Systematic geoscientific research has been carried out on the three Precambrian cratons of China (North China, South China , Tarim) for approximately 80 years. While large-scale mapping and descriptive work absorbed virtually all of the early activities, the last two decades recorded major steps forward in geochemical, sedimentological, palaeobiological, and geotectonic understanding. Some of the internationally recognized contributions to a process-understanding of our planet's history were the discovery of soft-body-preserved fossil associations (Chengjiang; Kaili etc.), documenting an hitherto unknown biodiversity already in the Lower Cambrian, and of Proterozoic and Cambrian phosphatized eggs, embryos, and larvae of early metazoans (Xiao et al. 1998; Zhu et al., 2005; Steiner et al. 2005; Steiner et al. 2004).

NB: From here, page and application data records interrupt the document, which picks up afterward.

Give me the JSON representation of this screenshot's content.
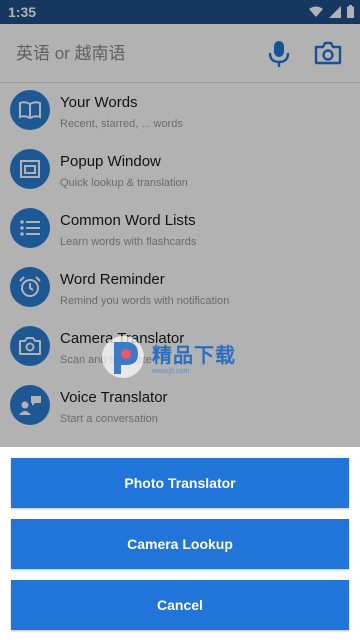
{
  "status_bar": {
    "time": "1:35"
  },
  "search": {
    "placeholder": "英语 or 越南语"
  },
  "menu": {
    "items": [
      {
        "title": "Your Words",
        "subtitle": "Recent, starred, ... words",
        "icon": "book-icon"
      },
      {
        "title": "Popup Window",
        "subtitle": "Quick lookup & translation",
        "icon": "popup-window-icon"
      },
      {
        "title": "Common Word Lists",
        "subtitle": "Learn words with flashcards",
        "icon": "list-icon"
      },
      {
        "title": "Word Reminder",
        "subtitle": "Remind you words with notification",
        "icon": "alarm-icon"
      },
      {
        "title": "Camera Translator",
        "subtitle": "Scan and translate",
        "icon": "camera-icon"
      },
      {
        "title": "Voice Translator",
        "subtitle": "Start a conversation",
        "icon": "voice-chat-icon"
      }
    ]
  },
  "watermark": {
    "title": "精品下载",
    "url": "www.jb.com"
  },
  "sheet": {
    "photo_translator": "Photo Translator",
    "camera_lookup": "Camera Lookup",
    "cancel": "Cancel"
  },
  "colors": {
    "primary": "#2174d8",
    "status_bar": "#1f4f8a",
    "icon_circle": "#2a7fd4"
  }
}
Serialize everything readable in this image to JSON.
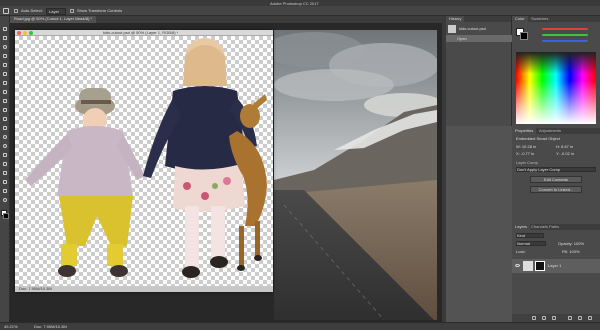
{
  "app": {
    "window_title": "Adobe Photoshop CC 2017"
  },
  "options_bar": {
    "auto_select_label": "Auto-Select:",
    "auto_select_value": "Layer",
    "show_transform_label": "Show Transform Controls"
  },
  "doc_tabs": [
    {
      "label": "Road.jpg @ 50% (Cutout 1, Layer Mask/8) *"
    }
  ],
  "cutout_window": {
    "title": "kids-cutout.psd @ 50% (Layer 1, RGB/8) *",
    "status": "Doc: 7.90M/10.3M"
  },
  "history_panel": {
    "tabs": [
      "History"
    ],
    "snapshot": "kids-cutout.psd",
    "items": [
      "Open"
    ]
  },
  "color_panel": {
    "tabs": [
      "Color",
      "Swatches"
    ],
    "slider_colors": [
      "#e04040",
      "#40c040",
      "#4060e0"
    ]
  },
  "properties_panel": {
    "tabs": [
      "Properties",
      "Adjustments"
    ],
    "heading": "Embedded Smart Object",
    "w": "W: 10.28 in",
    "h": "H: 8.67 in",
    "x": "X: -0.77 in",
    "y": "Y: -0.02 in",
    "comp_label": "Layer Comp",
    "comp_value": "Don't Apply Layer Comp",
    "edit_button": "Edit Contents",
    "convert_button": "Convert to Linked..."
  },
  "layers_panel": {
    "tabs": [
      "Layers",
      "Channels",
      "Paths"
    ],
    "kind_label": "Kind",
    "blend_mode": "Normal",
    "opacity": "Opacity: 100%",
    "lock_label": "Lock:",
    "fill": "Fill: 100%",
    "layers": [
      {
        "name": "Layer 1"
      }
    ]
  },
  "status_bar": {
    "zoom": "49.21%",
    "doc_info": "Doc: 7.90M/10.3M"
  },
  "colors": {
    "accent_red": "#ff5f57",
    "accent_yellow": "#febc2e",
    "accent_green": "#28c840"
  }
}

When the dynamics of geoscientific investigation in China had reached a certain momentum, German and Chinese geoscientists of various disciplines initiated the formation of a joint research network in the late 1990s which led to the jointly DFG- and NSFC-funded “Bündelprojekt” ”From ‘Snowball Earth' to the Cambrian bioradiation: A multidisciplinary analysis of the Yangtze Platform, China”. In this project (2001 to 2004), coordinated by Prof. Erdtmann, formerly TU Berlin, six German and eight Chinese projects were conducted over a three-year period. The study topics ranged widely and addressed themes as diverse as “Snowball Earth” environmental conditions (H. Bahlburg; H. Strauss), Ediacaran-Cambrian microfossils (M. Steiner), biodiversity in the PC-C trace fossil record (B. Weber), bioevolutionary studies of Early Cambrian Chengjiang fossils (D. Waloßek), and sedimentology of Ediacaran shallow- and deep-water sections (C. Heubeck). The Bündelprojekt was very successful in improving our understanding of numerous aspects of the palaeoenvironment and biological evolution near the Precambrian-Cambrian boundary and its drivers.
Evaluation and comparison of the results of the Bündelprojekt with those of other groups working on sections of similar age on other continents suggests that continuing work on the Yangtze Platform would be a worthwhile effort but should follow a modified focus, with emphasis on the interrelationships and mutual modification between life forms and environmental variables at the Ediacaran-Cambrian transition. Thus, the Forschergruppe changed its stratigraphic focus in its second funding period (2011-2014) to the highest-profile topic, the base-Cambrian bioradiation, but will continue its approach to integrate paleobiological and geochemical results to achieve an ecological understanding of events and processes there.